### WHAT YOU SHOULD DO
Look through the lines below; wherever the word "desc" appears, copy that line.

(Stored entries)
************

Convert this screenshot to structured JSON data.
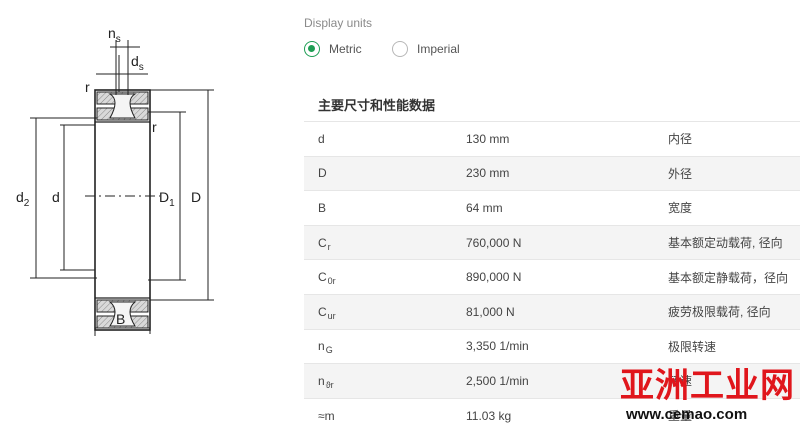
{
  "drawing": {
    "labels": {
      "ns": "n",
      "ns_sub": "s",
      "ds": "d",
      "ds_sub": "s",
      "r_top": "r",
      "r_right": "r",
      "d2": "d",
      "d2_sub": "2",
      "d": "d",
      "D1": "D",
      "D1_sub": "1",
      "D": "D",
      "B": "B"
    }
  },
  "units": {
    "label": "Display units",
    "options": [
      {
        "label": "Metric",
        "selected": true
      },
      {
        "label": "Imperial",
        "selected": false
      }
    ]
  },
  "section": {
    "title": "主要尺寸和性能数据"
  },
  "specs": [
    {
      "symbol": "d",
      "sub": "",
      "value": "130 mm",
      "desc": "内径"
    },
    {
      "symbol": "D",
      "sub": "",
      "value": "230 mm",
      "desc": "外径"
    },
    {
      "symbol": "B",
      "sub": "",
      "value": "64 mm",
      "desc": "宽度"
    },
    {
      "symbol": "C",
      "sub": "r",
      "value": "760,000 N",
      "desc": "基本额定动载荷, 径向"
    },
    {
      "symbol": "C",
      "sub": "0r",
      "value": "890,000 N",
      "desc": "基本额定静载荷，径向"
    },
    {
      "symbol": "C",
      "sub": "ur",
      "value": "81,000 N",
      "desc": "疲劳极限载荷, 径向"
    },
    {
      "symbol": "n",
      "sub": "G",
      "value": "3,350 1/min",
      "desc": "极限转速"
    },
    {
      "symbol": "n",
      "sub": "ϑr",
      "value": "2,500 1/min",
      "desc": "转速"
    },
    {
      "symbol": "≈m",
      "sub": "",
      "value": "11.03 kg",
      "desc": "重量"
    }
  ],
  "watermark": {
    "top": "亚洲工业网",
    "bottom": "www.cemao.com"
  },
  "colors": {
    "accent": "#1e9e54",
    "watermark_red": "#e0161c",
    "row_shade": "#f4f4f4"
  }
}
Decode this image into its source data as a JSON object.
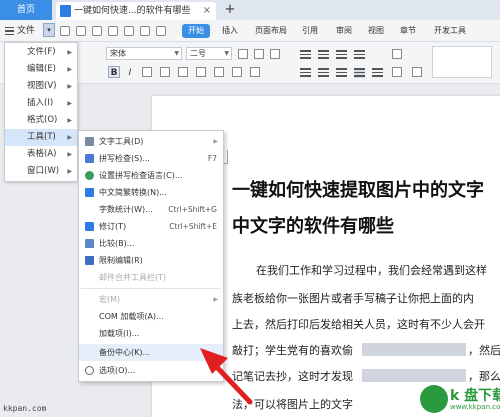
{
  "tabs": {
    "home": "首页",
    "document": "一键如何快速...的软件有哪些",
    "close": "×",
    "add": "+"
  },
  "menubar": {
    "file": "文件",
    "start": "开始",
    "tabs": [
      "插入",
      "页面布局",
      "引用",
      "审阅",
      "视图",
      "章节",
      "开发工具"
    ]
  },
  "toolbar": {
    "font_name": "宋体",
    "font_size": "二号",
    "bold": "B",
    "italic": "I"
  },
  "file_menu": {
    "items": [
      {
        "label": "文件(F)",
        "has_sub": true
      },
      {
        "label": "编辑(E)",
        "has_sub": true
      },
      {
        "label": "视图(V)",
        "has_sub": true
      },
      {
        "label": "插入(I)",
        "has_sub": true
      },
      {
        "label": "格式(O)",
        "has_sub": true
      },
      {
        "label": "工具(T)",
        "has_sub": true,
        "active": true
      },
      {
        "label": "表格(A)",
        "has_sub": true
      },
      {
        "label": "窗口(W)",
        "has_sub": true
      }
    ]
  },
  "tools_menu": {
    "items": [
      {
        "label": "文字工具(D)",
        "shortcut": "",
        "sub": true,
        "icon": "text-tool-icon",
        "disabled": false
      },
      {
        "label": "拼写检查(S)...",
        "shortcut": "F7",
        "icon": "spellcheck-icon",
        "disabled": false
      },
      {
        "label": "设置拼写检查语言(C)...",
        "shortcut": "",
        "icon": "language-icon",
        "disabled": false
      },
      {
        "label": "中文简繁转换(N)...",
        "shortcut": "",
        "icon": "convert-icon",
        "disabled": false
      },
      {
        "label": "字数统计(W)...",
        "shortcut": "Ctrl+Shift+G",
        "icon": "",
        "disabled": false
      },
      {
        "label": "修订(T)",
        "shortcut": "Ctrl+Shift+E",
        "icon": "revision-icon",
        "disabled": false
      },
      {
        "label": "比较(B)...",
        "shortcut": "",
        "icon": "compare-icon",
        "disabled": false
      },
      {
        "label": "限制编辑(R)",
        "shortcut": "",
        "icon": "restrict-icon",
        "disabled": false
      },
      {
        "label": "邮件合并工具栏(T)",
        "shortcut": "",
        "icon": "",
        "disabled": true
      },
      {
        "label": "宏(M)",
        "shortcut": "",
        "sub": true,
        "icon": "",
        "disabled": true
      },
      {
        "label": "COM 加载项(A)...",
        "shortcut": "",
        "icon": "",
        "disabled": false
      },
      {
        "label": "加载项(I)...",
        "shortcut": "",
        "icon": "",
        "disabled": false
      },
      {
        "label": "备份中心(K)...",
        "shortcut": "",
        "icon": "",
        "disabled": false,
        "highlight": true
      },
      {
        "label": "选项(O)...",
        "shortcut": "",
        "icon": "settings-icon",
        "disabled": false
      }
    ]
  },
  "document": {
    "title_line1": "一键如何快速提取图片中的文字",
    "title_line2": "中文字的软件有哪些",
    "body": [
      "在我们工作和学习过程中，我们会经常遇到这样",
      "族老板给你一张图片或者手写稿子让你把上面的内",
      "上去，然后打印后发给相关人员，这时有不少人会开",
      "敲打；学生党有的喜欢偷",
      "记笔记去抄，这时才发现",
      "法，可以将图片上的文字"
    ],
    "body_after": [
      "",
      "",
      "",
      "，然后找学",
      "，那么有"
    ]
  },
  "watermarks": {
    "left": "kkpan.com",
    "right_title": "k 盘下载",
    "right_url": "www.kkpan.com"
  },
  "colors": {
    "accent": "#3a8ee6",
    "arrow": "#e02020",
    "logo": "#2b9a3e"
  }
}
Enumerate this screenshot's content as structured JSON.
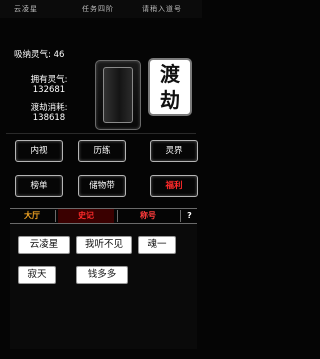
{
  "top_bar": {
    "items": [
      "云凌星",
      "任务四阶",
      "请稍入道号"
    ]
  },
  "stats": {
    "absorb_line": "吸纳灵气: 46",
    "owned_label": "拥有灵气:",
    "owned_value": "132681",
    "cost_label": "渡劫消耗:",
    "cost_value": "138618"
  },
  "tribulation_button": {
    "char1": "渡",
    "char2": "劫"
  },
  "menu": {
    "row1": [
      "内视",
      "历练",
      "灵界"
    ],
    "row2": [
      "榜单",
      "储物带",
      "福利"
    ]
  },
  "chat_tabs": {
    "tabs": [
      "大厅",
      "史记",
      "称号"
    ],
    "help": "?",
    "colors": {
      "hall": "#f5a623",
      "history": "#ff2a2a",
      "title": "#ff3b3b",
      "help": "#ffffff"
    }
  },
  "players": [
    "云凌星",
    "我听不见",
    "魂一",
    "寂天",
    "钱多多"
  ]
}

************

### OUTPUT OF THE TASK
      "desc": "内径"
      "desc": "外径"
      "desc": "宽度"
      "desc": "基本额定动载荷, 径向"
      "desc": "基本额定静载荷，径向"
      "desc": "疲劳极限载荷, 径向"
      "desc": "极限转速"
      "desc": "转速"
      "desc": "重量"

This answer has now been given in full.